--- Task ---
Make an exact copy of the records, omitting all images.

--- Website and app data records ---
Start of Block

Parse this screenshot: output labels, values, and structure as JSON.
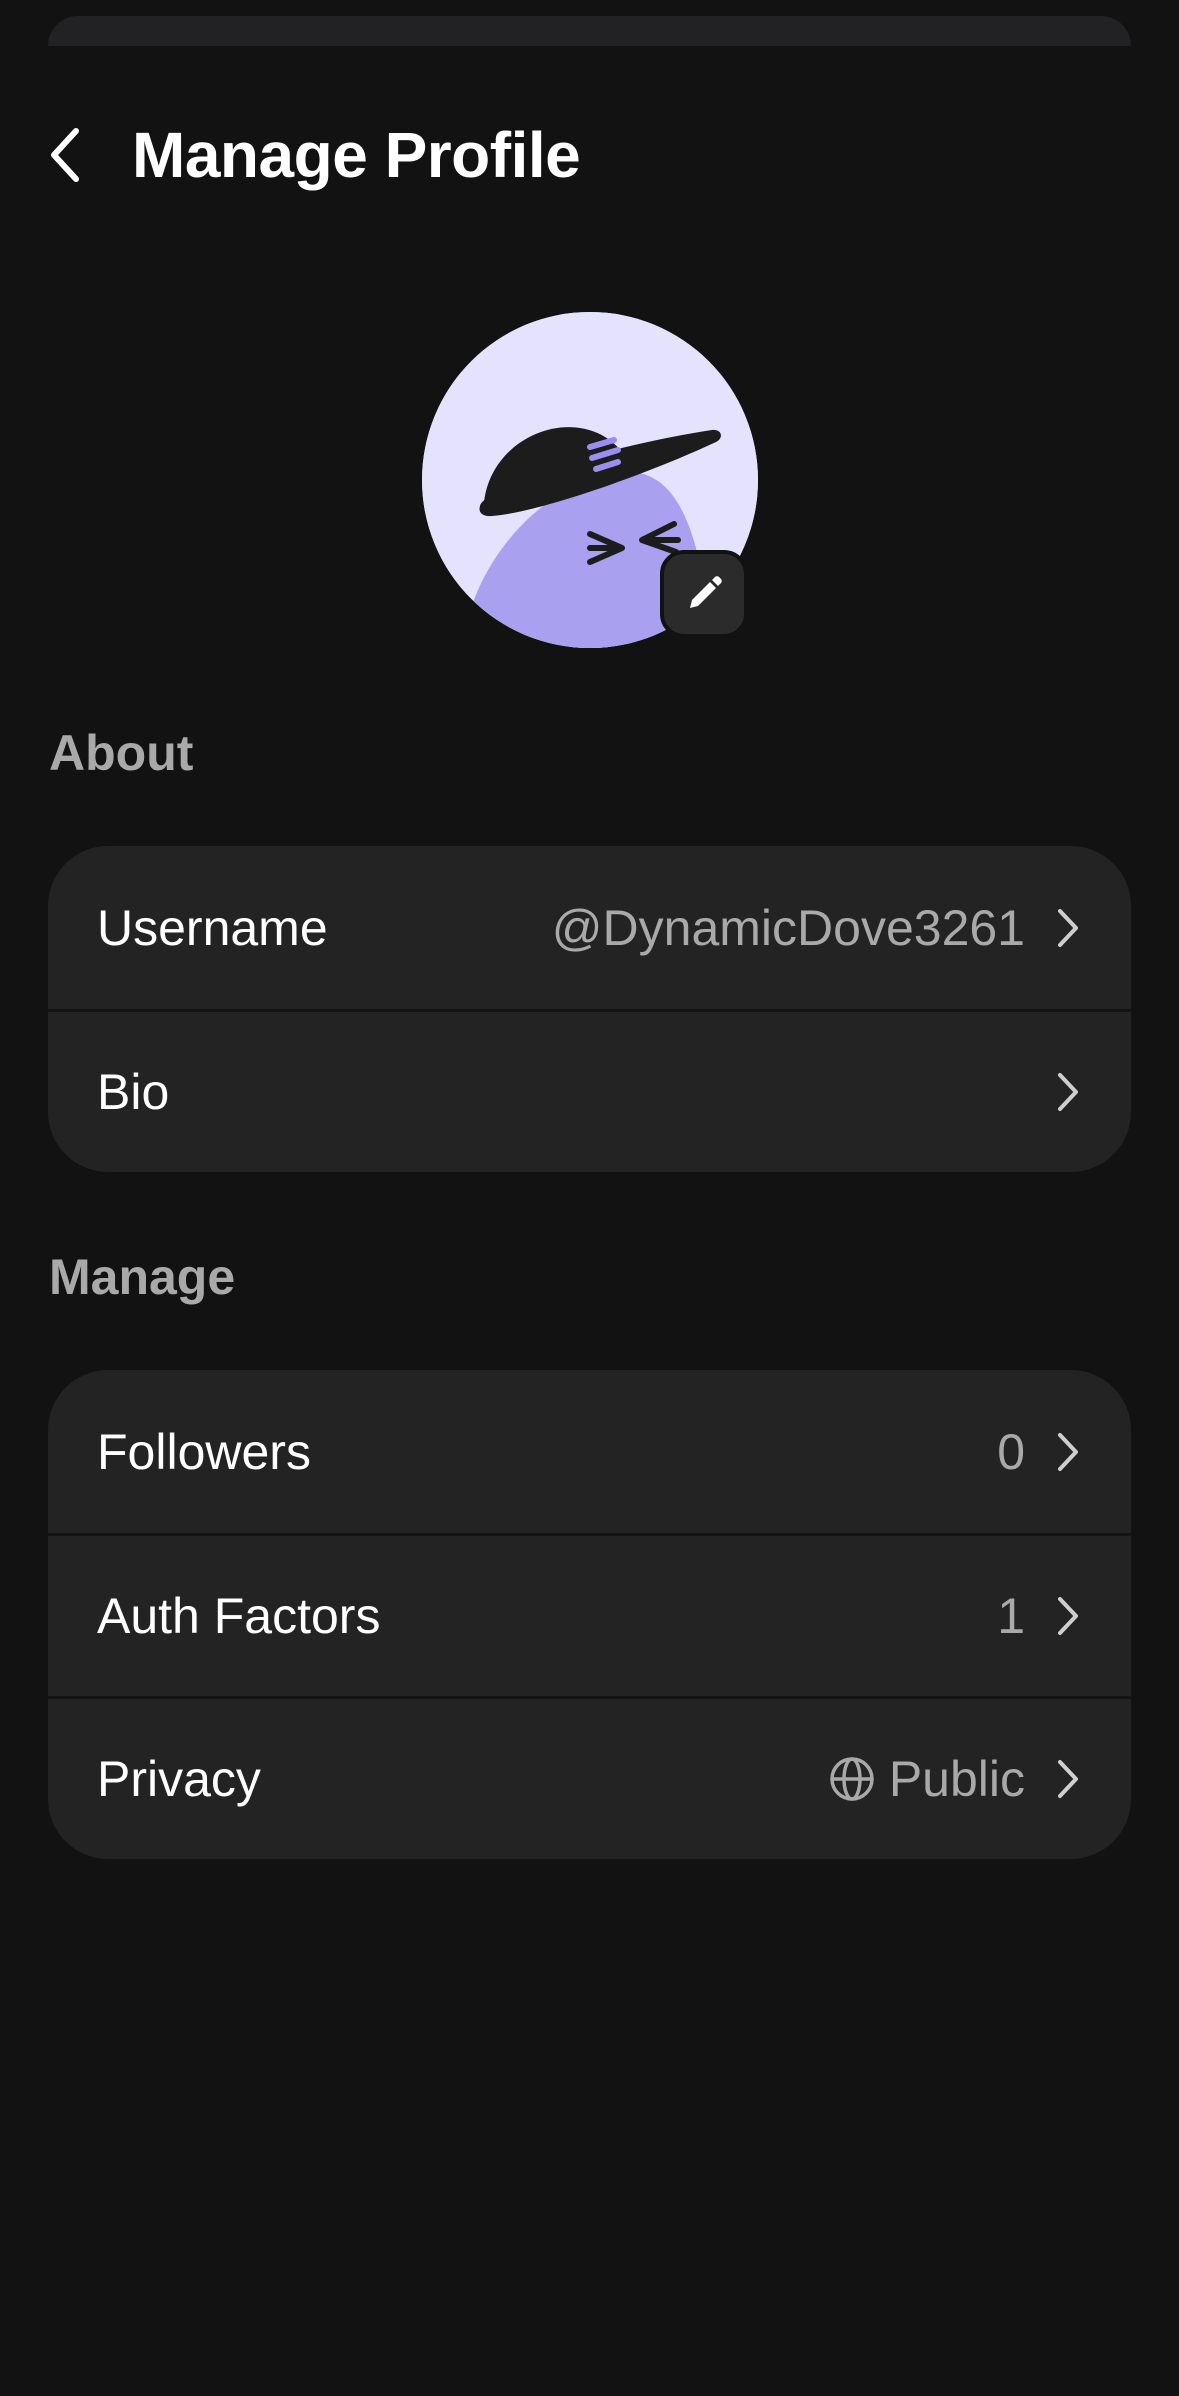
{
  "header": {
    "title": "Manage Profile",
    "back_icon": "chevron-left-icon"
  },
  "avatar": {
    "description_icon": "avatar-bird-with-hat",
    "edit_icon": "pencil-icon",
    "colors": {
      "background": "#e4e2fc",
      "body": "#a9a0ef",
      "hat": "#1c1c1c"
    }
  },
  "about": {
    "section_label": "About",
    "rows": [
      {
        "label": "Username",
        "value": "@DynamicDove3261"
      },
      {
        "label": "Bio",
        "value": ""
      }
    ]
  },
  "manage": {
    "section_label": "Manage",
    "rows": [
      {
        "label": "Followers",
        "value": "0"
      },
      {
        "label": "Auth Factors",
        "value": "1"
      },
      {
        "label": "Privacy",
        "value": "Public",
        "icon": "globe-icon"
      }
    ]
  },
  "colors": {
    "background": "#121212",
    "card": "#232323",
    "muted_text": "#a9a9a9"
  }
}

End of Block

--- Finished exercise ---
Parse this screenshot: output labels, values, and structure as JSON.
{
  "header": {
    "title": "Manage Profile",
    "back_icon": "chevron-left-icon"
  },
  "avatar": {
    "description_icon": "avatar-bird-with-hat",
    "edit_icon": "pencil-icon",
    "colors": {
      "background": "#e4e2fc",
      "body": "#a9a0ef",
      "hat": "#1c1c1c"
    }
  },
  "about": {
    "section_label": "About",
    "rows": [
      {
        "label": "Username",
        "value": "@DynamicDove3261"
      },
      {
        "label": "Bio",
        "value": ""
      }
    ]
  },
  "manage": {
    "section_label": "Manage",
    "rows": [
      {
        "label": "Followers",
        "value": "0"
      },
      {
        "label": "Auth Factors",
        "value": "1"
      },
      {
        "label": "Privacy",
        "value": "Public",
        "icon": "globe-icon"
      }
    ]
  },
  "colors": {
    "background": "#121212",
    "card": "#232323",
    "muted_text": "#a9a9a9"
  }
}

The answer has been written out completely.